What Would Willie Do — Gary Allan

May 19, 1568 — Mary Queen of Scots is imprisoned by Queen Elizabeth of England

Mary, Queen of Scots (or Marie Stuart, as she is known in France), was the daughter and heir of James V of Scotland. She was also a claimant to the throne of her cousin, Elizabeth I of England. The two women were frequently at odds, both politically and in religious matters – Mary was a Catholic, Elizabeth a Protestant, and the situation between the two faiths in the British Isles at that time was as divisive and violent as it remains in Northern Island.

In 1567, the Scottish nobility turned on Mary, and she was forced to abdicate in favour of her son, James (who was only a year old at the time, but became James VI just the same). She was imprisoned in Scotland, but in early May she escaped and raised a small army. Meeting with defeat in this revolt, she fled to England, seeking the aid of her cousin. Unfortunately, Mary had misjudged her cousin’s mood, and Elizabeth quickly had her thrown into prison, and eventually executed.

Later, Elizabeth herself died without issue, and James VI of Scotland became James I of England, unifying the two kingdoms.
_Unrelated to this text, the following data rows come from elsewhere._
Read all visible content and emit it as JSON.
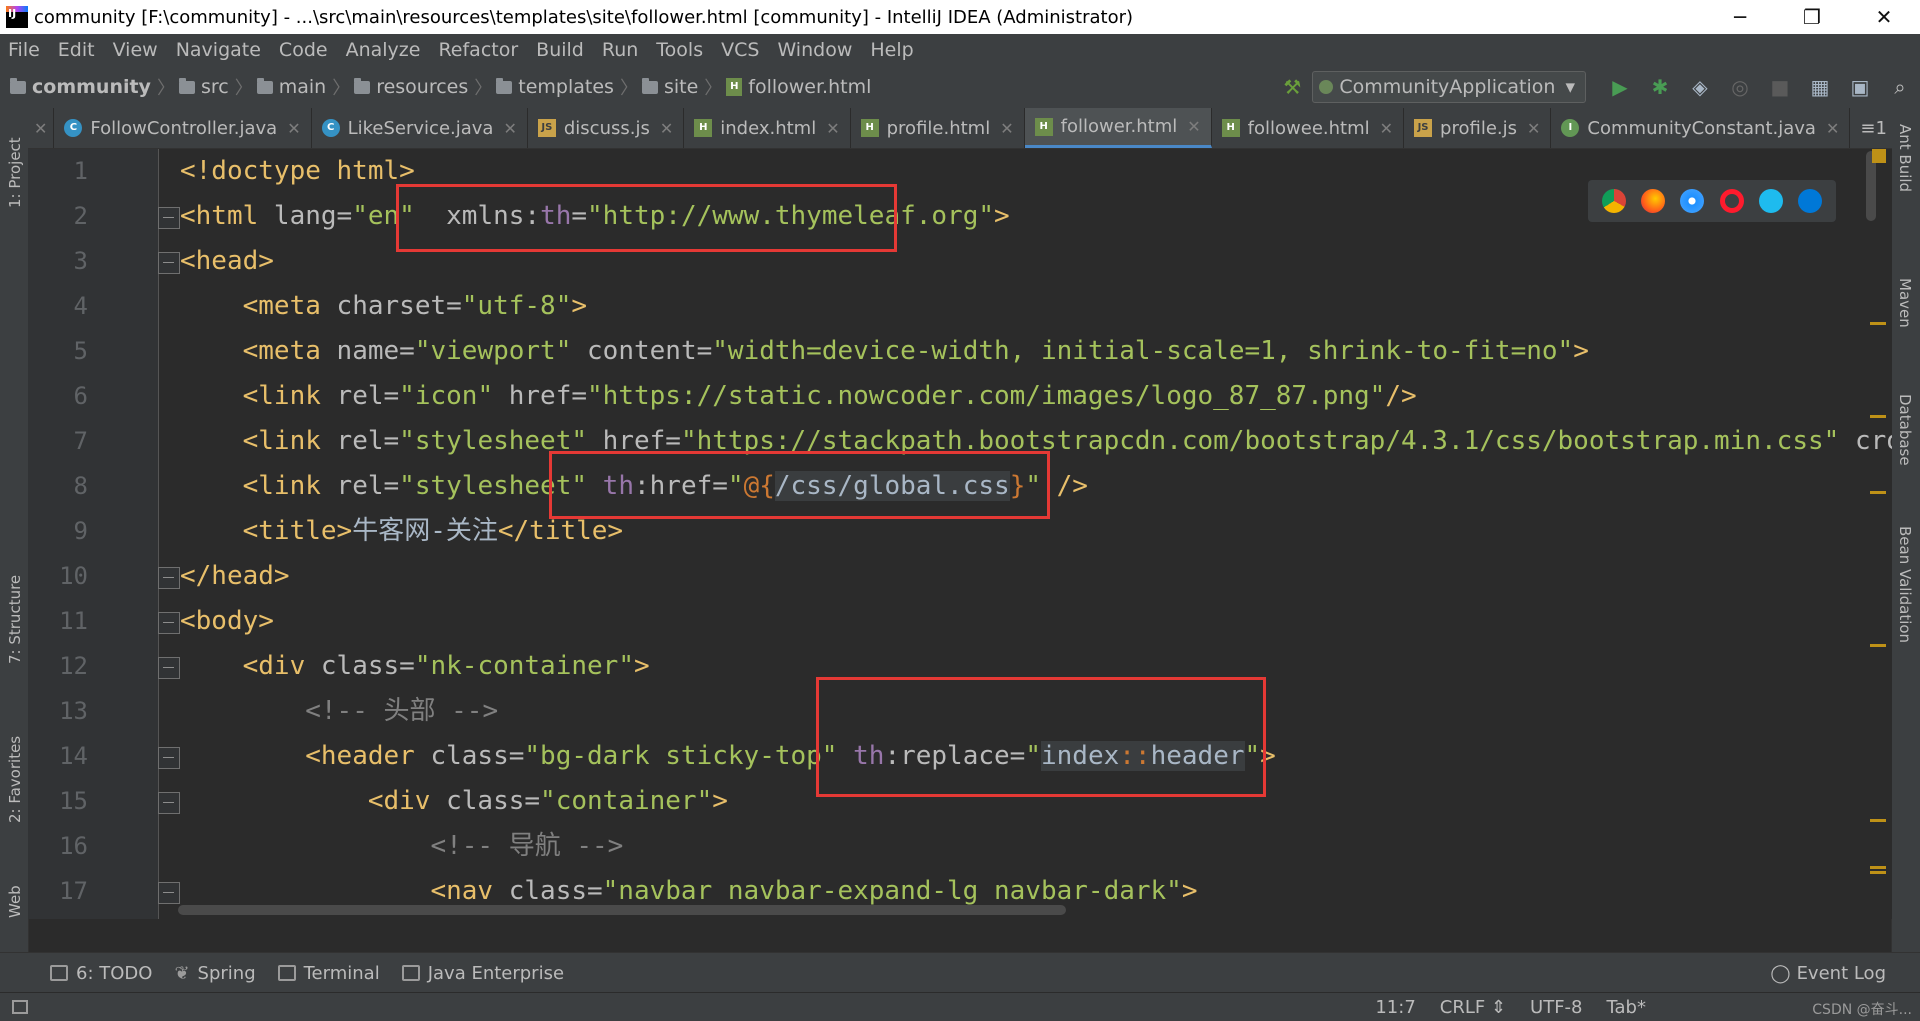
{
  "window": {
    "title": "community [F:\\community] - ...\\src\\main\\resources\\templates\\site\\follower.html [community] - IntelliJ IDEA (Administrator)",
    "minimize": "─",
    "maximize": "❐",
    "close": "✕"
  },
  "menu": [
    "File",
    "Edit",
    "View",
    "Navigate",
    "Code",
    "Analyze",
    "Refactor",
    "Build",
    "Run",
    "Tools",
    "VCS",
    "Window",
    "Help"
  ],
  "breadcrumb": [
    "community",
    "src",
    "main",
    "resources",
    "templates",
    "site",
    "follower.html"
  ],
  "run_config": "CommunityApplication",
  "tabs": [
    {
      "label": "FollowController.java",
      "type": "c"
    },
    {
      "label": "LikeService.java",
      "type": "c"
    },
    {
      "label": "discuss.js",
      "type": "j"
    },
    {
      "label": "index.html",
      "type": "h"
    },
    {
      "label": "profile.html",
      "type": "h"
    },
    {
      "label": "follower.html",
      "type": "h",
      "active": true
    },
    {
      "label": "followee.html",
      "type": "h"
    },
    {
      "label": "profile.js",
      "type": "j"
    },
    {
      "label": "CommunityConstant.java",
      "type": "i"
    }
  ],
  "tabs_more": "≡1",
  "left_tools": [
    "1: Project",
    "7: Structure",
    "2: Favorites",
    "Web"
  ],
  "right_tools": [
    "Ant Build",
    "Maven",
    "Database",
    "Bean Validation"
  ],
  "line_numbers": [
    "1",
    "2",
    "3",
    "4",
    "5",
    "6",
    "7",
    "8",
    "9",
    "10",
    "11",
    "12",
    "13",
    "14",
    "15",
    "16",
    "17"
  ],
  "code": {
    "l1": "<!doctype html>",
    "l2_open": "<html ",
    "l2_attr1": "lang=",
    "l2_val1": "\"en\"",
    "l2_ns": "xmlns:",
    "l2_th": "th",
    "l2_eq": "=",
    "l2_val2": "\"http://www.thymeleaf.org\"",
    "l2_close": ">",
    "l3": "<head>",
    "l4_tag": "<meta ",
    "l4_attr": "charset=",
    "l4_val": "\"utf-8\"",
    "l4_end": ">",
    "l5_tag": "<meta ",
    "l5_attr1": "name=",
    "l5_val1": "\"viewport\"",
    "l5_attr2": " content=",
    "l5_val2": "\"width=device-width, initial-scale=1, shrink-to-fit=no\"",
    "l5_end": ">",
    "l6_tag": "<link ",
    "l6_attr1": "rel=",
    "l6_val1": "\"icon\"",
    "l6_attr2": " href=",
    "l6_val2": "\"https://static.nowcoder.com/images/logo_87_87.png\"",
    "l6_end": "/>",
    "l7_tag": "<link ",
    "l7_attr1": "rel=",
    "l7_val1": "\"stylesheet\"",
    "l7_attr2": " href=",
    "l7_val2": "\"https://stackpath.bootstrapcdn.com/bootstrap/4.3.1/css/bootstrap.min.css\"",
    "l7_attr3": " crossor",
    "l8_tag": "<link ",
    "l8_attr1": "rel=",
    "l8_val1": "\"stylesheet\"",
    "l8_th": " th",
    "l8_attr2": ":href=",
    "l8_q1": "\"",
    "l8_at": "@{",
    "l8_path": "/css/global.css",
    "l8_brace": "}",
    "l8_q2": "\"",
    "l8_end": " />",
    "l9_open": "<title>",
    "l9_text": "牛客网-关注",
    "l9_close": "</title>",
    "l10": "</head>",
    "l11": "<body>",
    "l12_tag": "<div ",
    "l12_attr": "class=",
    "l12_val": "\"nk-container\"",
    "l12_end": ">",
    "l13": "<!-- 头部 -->",
    "l14_tag": "<header ",
    "l14_attr": "class=",
    "l14_val": "\"bg-dark sticky-top\"",
    "l14_th": " th",
    "l14_attr2": ":replace=",
    "l14_q1": "\"",
    "l14_ref1": "index",
    "l14_sep": "::",
    "l14_ref2": "header",
    "l14_q2": "\"",
    "l14_end": ">",
    "l15_tag": "<div ",
    "l15_attr": "class=",
    "l15_val": "\"container\"",
    "l15_end": ">",
    "l16": "<!-- 导航 -->",
    "l17_tag": "<nav ",
    "l17_attr": "class=",
    "l17_val": "\"navbar navbar-expand-lg navbar-dark\"",
    "l17_end": ">"
  },
  "bottom_tools": [
    "6: TODO",
    "Spring",
    "Terminal",
    "Java Enterprise"
  ],
  "event_log": "Event Log",
  "status": {
    "position": "11:7",
    "line_sep": "CRLF ⇕",
    "encoding": "UTF-8",
    "indent": "Tab*"
  },
  "watermark": "CSDN @奋斗..."
}
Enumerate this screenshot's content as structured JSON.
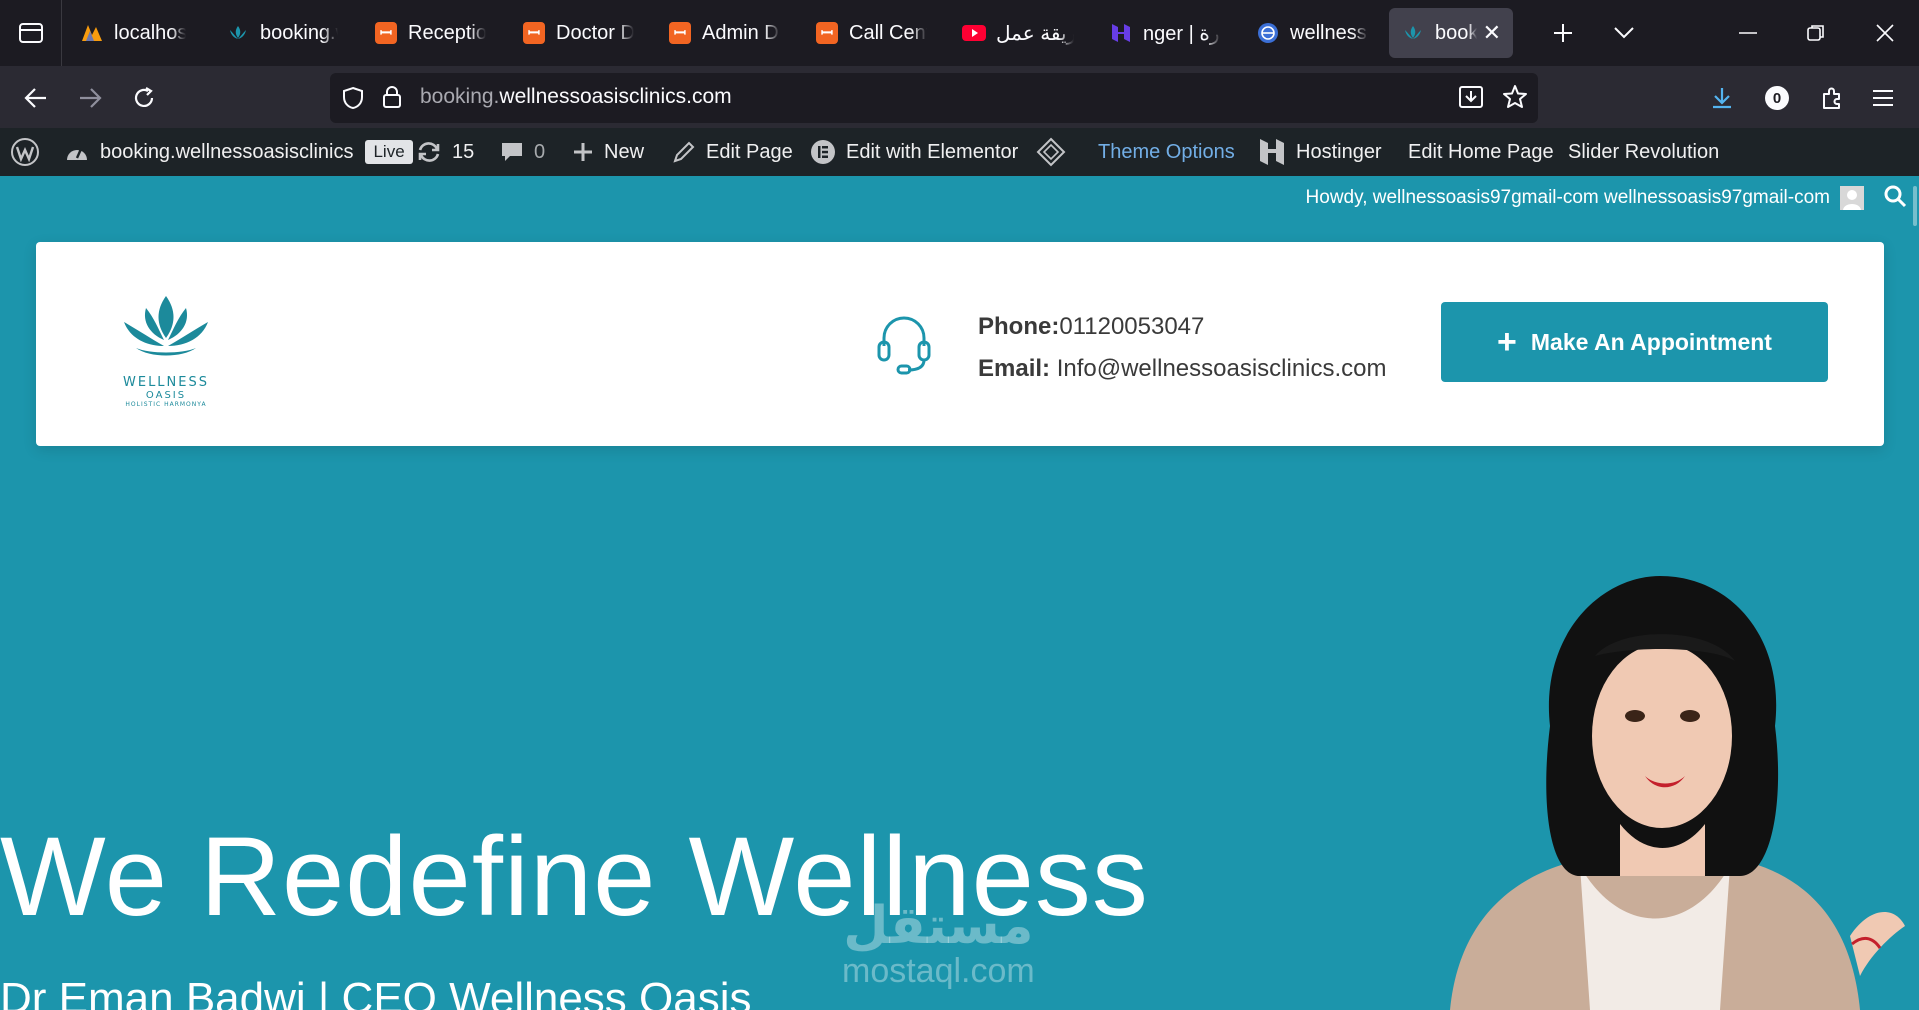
{
  "browser": {
    "tabs": [
      {
        "title": "localhost /",
        "icon": "phpmyadmin-icon",
        "active": false
      },
      {
        "title": "booking.w",
        "icon": "lotus-icon",
        "active": false
      },
      {
        "title": "Reception",
        "icon": "xampp-icon",
        "active": false
      },
      {
        "title": "Doctor Da",
        "icon": "xampp-icon",
        "active": false
      },
      {
        "title": "Admin Da",
        "icon": "xampp-icon",
        "active": false
      },
      {
        "title": "Call Cente",
        "icon": "xampp-icon",
        "active": false
      },
      {
        "title": "طريقة عمل",
        "icon": "youtube-icon",
        "active": false
      },
      {
        "title": "nger | إدارة",
        "icon": "hostinger-icon",
        "active": false
      },
      {
        "title": "wellnesso",
        "icon": "globe-icon",
        "active": false
      },
      {
        "title": "booking",
        "icon": "lotus-icon",
        "active": true
      }
    ],
    "url_prefix": "booking.",
    "url_domain": "wellnessoasisclinics.com",
    "download_badge": "0"
  },
  "wp_admin_bar": {
    "site_name": "booking.wellnessoasisclinics",
    "live_badge": "Live",
    "updates_count": "15",
    "comments_count": "0",
    "new_label": "New",
    "edit_page_label": "Edit Page",
    "elementor_label": "Edit with Elementor",
    "theme_options_label": "Theme Options",
    "hostinger_label": "Hostinger",
    "edit_home_label": "Edit Home Page",
    "slider_label": "Slider Revolution",
    "howdy_text": "Howdy, wellnessoasis97gmail-com wellnessoasis97gmail-com"
  },
  "site_header": {
    "logo_word1": "WELLNESS",
    "logo_word2": "OASIS",
    "logo_tagline": "HOLISTIC HARMONYA",
    "phone_label": "Phone:",
    "phone_value": "01120053047",
    "email_label": "Email:",
    "email_value": " Info@wellnessoasisclinics.com",
    "cta_label": "Make An Appointment"
  },
  "hero": {
    "title": "We Redefine Wellness",
    "subtitle": "Dr Eman Badwi | CEO Wellness Oasis"
  },
  "watermark": {
    "line1": "مستقل",
    "line2": "mostaql.com"
  },
  "colors": {
    "brand_teal": "#1c95ac",
    "wp_bar": "#1d2327",
    "theme_options_accent": "#72aee6"
  }
}
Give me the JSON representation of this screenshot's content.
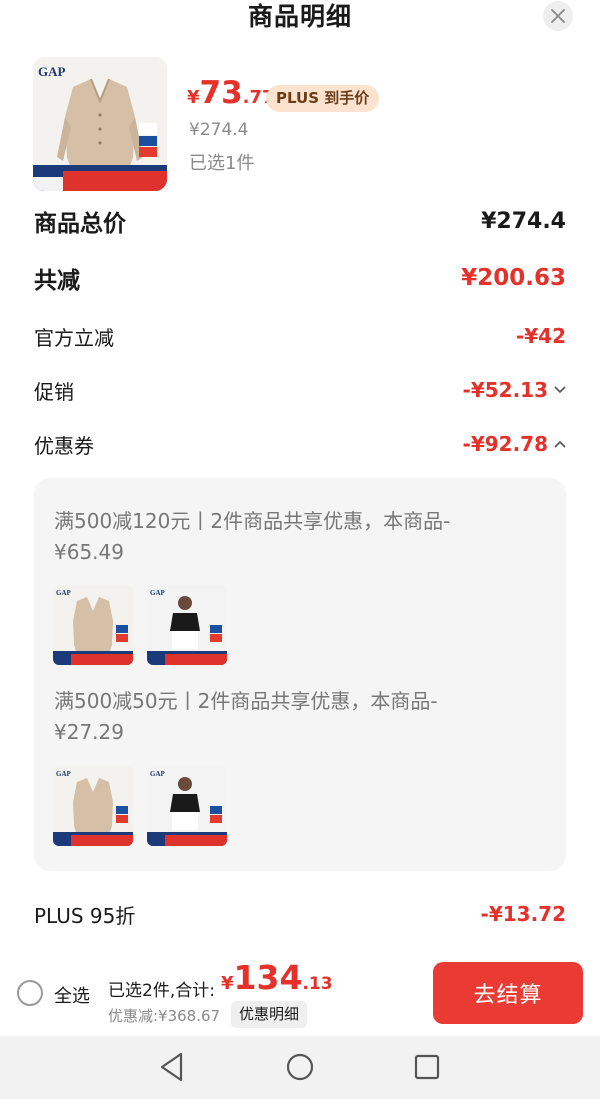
{
  "header": {
    "title": "商品明细"
  },
  "product": {
    "brand_logo": "GAP",
    "price_symbol": "¥",
    "price_int": "73",
    "price_dec": ".77",
    "plus_badge": "PLUS 到手价",
    "original_price": "¥274.4",
    "selected": "已选1件"
  },
  "summary": {
    "total_label": "商品总价",
    "total_value": "¥274.4",
    "reduce_label": "共减",
    "reduce_value": "¥200.63",
    "official_label": "官方立减",
    "official_value": "-¥42",
    "promo_label": "促销",
    "promo_value": "-¥52.13",
    "coupon_label": "优惠券",
    "coupon_value": "-¥92.78",
    "plus_label": "PLUS 95折",
    "plus_value": "-¥13.72"
  },
  "coupons": [
    {
      "text": "满500减120元丨2件商品共享优惠，本商品-¥65.49"
    },
    {
      "text": "满500减50元丨2件商品共享优惠，本商品-¥27.29"
    }
  ],
  "bottom": {
    "select_all": "全选",
    "total_label": "已选2件,合计:",
    "total_symbol": "¥",
    "total_int": "134",
    "total_dec": ".13",
    "discount_note": "优惠减:¥368.67",
    "detail_button": "优惠明细",
    "checkout_button": "去结算"
  },
  "colors": {
    "accent": "#e4322b",
    "plus_badge_bg": "#fbe3cf",
    "checkout_bg": "#e93b33"
  },
  "icons": [
    "close-icon",
    "chevron-down-icon",
    "chevron-up-icon",
    "nav-back-icon",
    "nav-home-icon",
    "nav-recents-icon"
  ]
}
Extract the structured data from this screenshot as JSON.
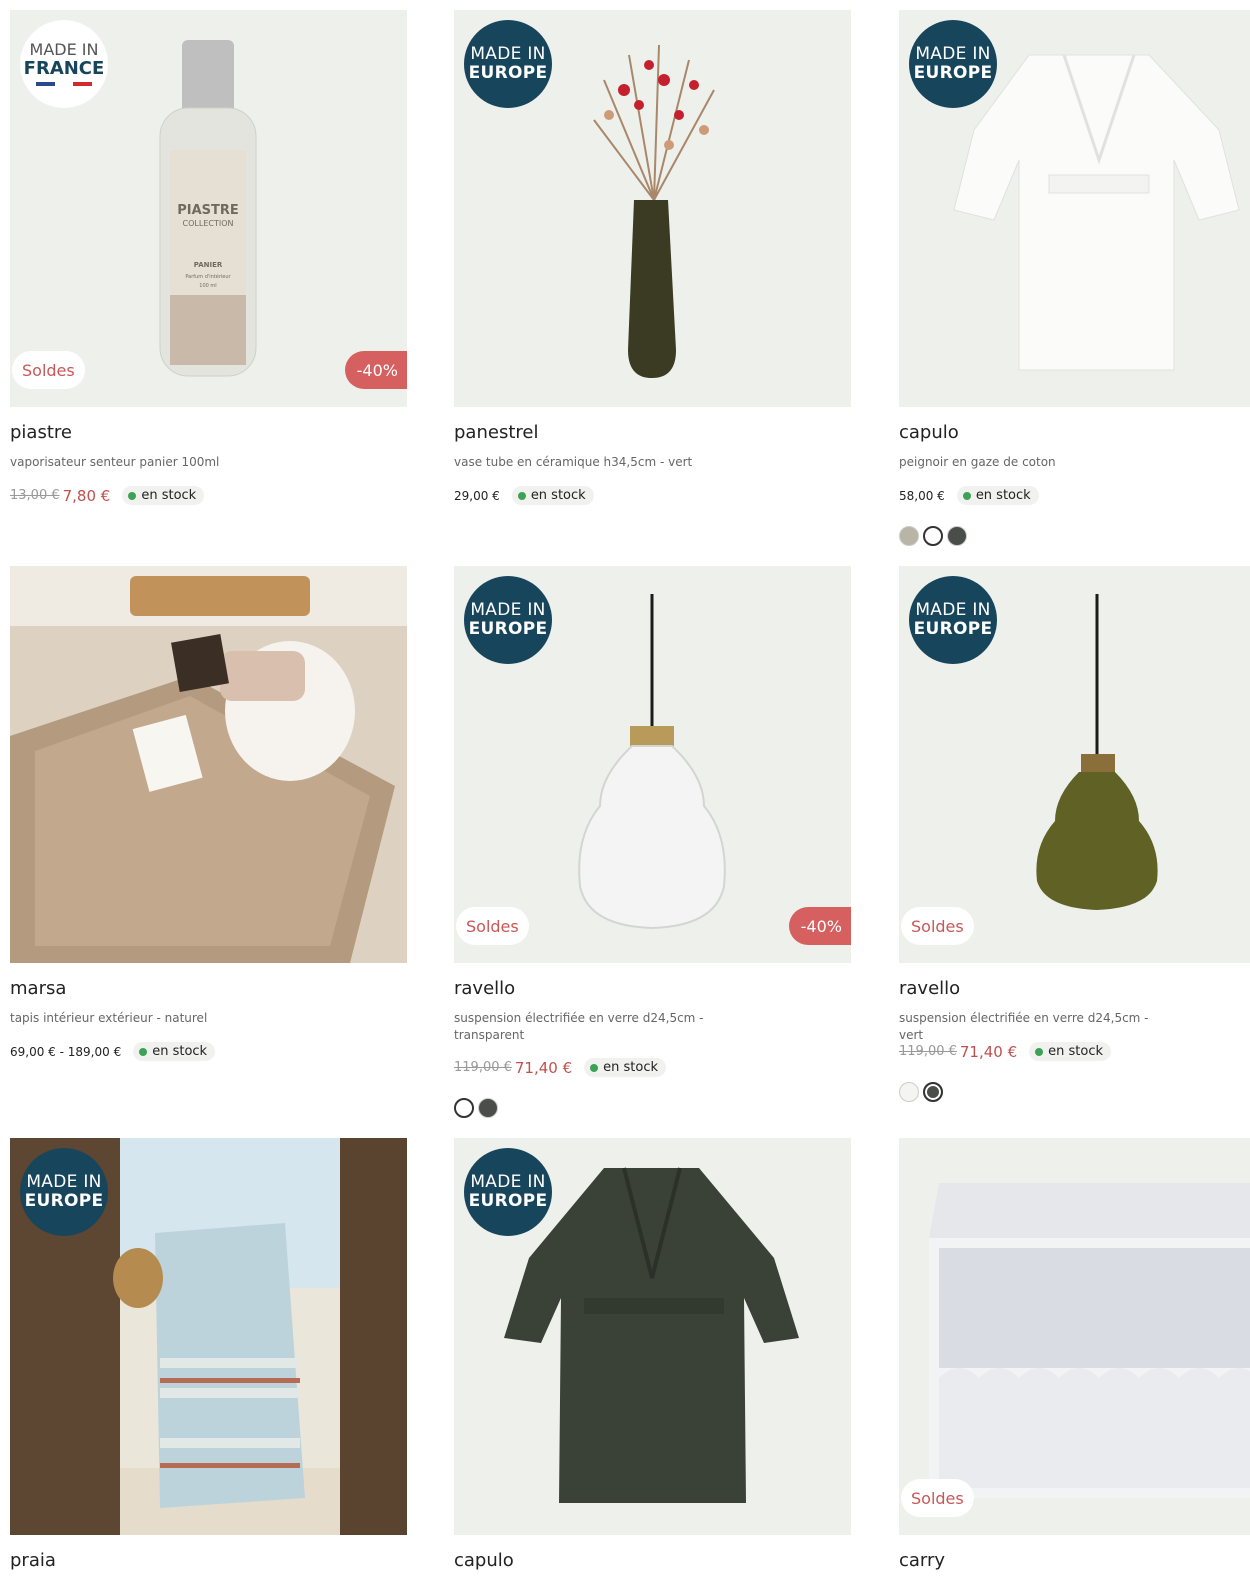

François Clouet - Mary, Queen of Scots (1542-87) - Google Art Project

As mentioned in:

To France – Mike Oldfield